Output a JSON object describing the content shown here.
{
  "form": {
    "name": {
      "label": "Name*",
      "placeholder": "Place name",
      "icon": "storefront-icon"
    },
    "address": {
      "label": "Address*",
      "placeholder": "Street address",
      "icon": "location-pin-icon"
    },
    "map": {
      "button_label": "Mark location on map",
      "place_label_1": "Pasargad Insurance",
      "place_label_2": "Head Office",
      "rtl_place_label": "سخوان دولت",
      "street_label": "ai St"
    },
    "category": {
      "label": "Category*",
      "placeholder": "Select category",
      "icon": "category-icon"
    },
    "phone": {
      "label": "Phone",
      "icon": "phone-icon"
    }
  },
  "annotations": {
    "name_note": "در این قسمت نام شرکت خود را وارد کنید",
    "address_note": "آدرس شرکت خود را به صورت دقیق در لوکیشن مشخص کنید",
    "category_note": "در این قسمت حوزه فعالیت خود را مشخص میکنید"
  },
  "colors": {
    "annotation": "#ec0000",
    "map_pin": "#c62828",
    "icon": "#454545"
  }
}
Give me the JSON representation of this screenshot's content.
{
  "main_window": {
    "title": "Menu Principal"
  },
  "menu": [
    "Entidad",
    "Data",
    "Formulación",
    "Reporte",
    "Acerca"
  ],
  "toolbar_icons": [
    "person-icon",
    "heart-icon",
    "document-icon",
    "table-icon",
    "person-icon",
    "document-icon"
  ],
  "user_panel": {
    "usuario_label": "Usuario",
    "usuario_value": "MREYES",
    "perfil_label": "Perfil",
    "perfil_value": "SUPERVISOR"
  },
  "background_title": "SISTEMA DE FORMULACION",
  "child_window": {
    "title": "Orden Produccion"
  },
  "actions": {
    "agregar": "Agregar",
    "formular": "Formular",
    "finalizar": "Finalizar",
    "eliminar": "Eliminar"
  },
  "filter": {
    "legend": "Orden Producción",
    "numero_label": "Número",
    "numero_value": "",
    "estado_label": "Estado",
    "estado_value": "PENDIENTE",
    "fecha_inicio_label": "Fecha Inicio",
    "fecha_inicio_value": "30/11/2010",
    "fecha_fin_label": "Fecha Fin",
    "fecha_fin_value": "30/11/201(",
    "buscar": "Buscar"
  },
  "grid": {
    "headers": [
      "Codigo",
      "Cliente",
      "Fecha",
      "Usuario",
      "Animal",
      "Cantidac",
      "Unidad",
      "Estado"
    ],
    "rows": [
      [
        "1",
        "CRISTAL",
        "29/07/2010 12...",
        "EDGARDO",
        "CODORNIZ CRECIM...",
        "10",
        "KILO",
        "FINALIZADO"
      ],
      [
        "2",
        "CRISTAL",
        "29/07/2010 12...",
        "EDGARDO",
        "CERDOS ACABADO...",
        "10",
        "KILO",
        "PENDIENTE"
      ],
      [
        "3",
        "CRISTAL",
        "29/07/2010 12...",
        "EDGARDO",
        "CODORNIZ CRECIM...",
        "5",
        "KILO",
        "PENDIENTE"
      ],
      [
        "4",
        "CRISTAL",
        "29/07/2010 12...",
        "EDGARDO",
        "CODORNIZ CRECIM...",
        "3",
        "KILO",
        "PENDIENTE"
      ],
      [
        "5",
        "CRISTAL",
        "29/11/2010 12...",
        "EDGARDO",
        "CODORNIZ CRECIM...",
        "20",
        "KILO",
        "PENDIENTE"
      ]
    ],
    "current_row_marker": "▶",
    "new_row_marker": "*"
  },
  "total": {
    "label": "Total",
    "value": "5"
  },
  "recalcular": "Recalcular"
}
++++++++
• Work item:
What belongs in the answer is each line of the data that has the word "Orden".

• The completed task:
    "title": "Orden Produccion"
    "legend": "Orden Producción",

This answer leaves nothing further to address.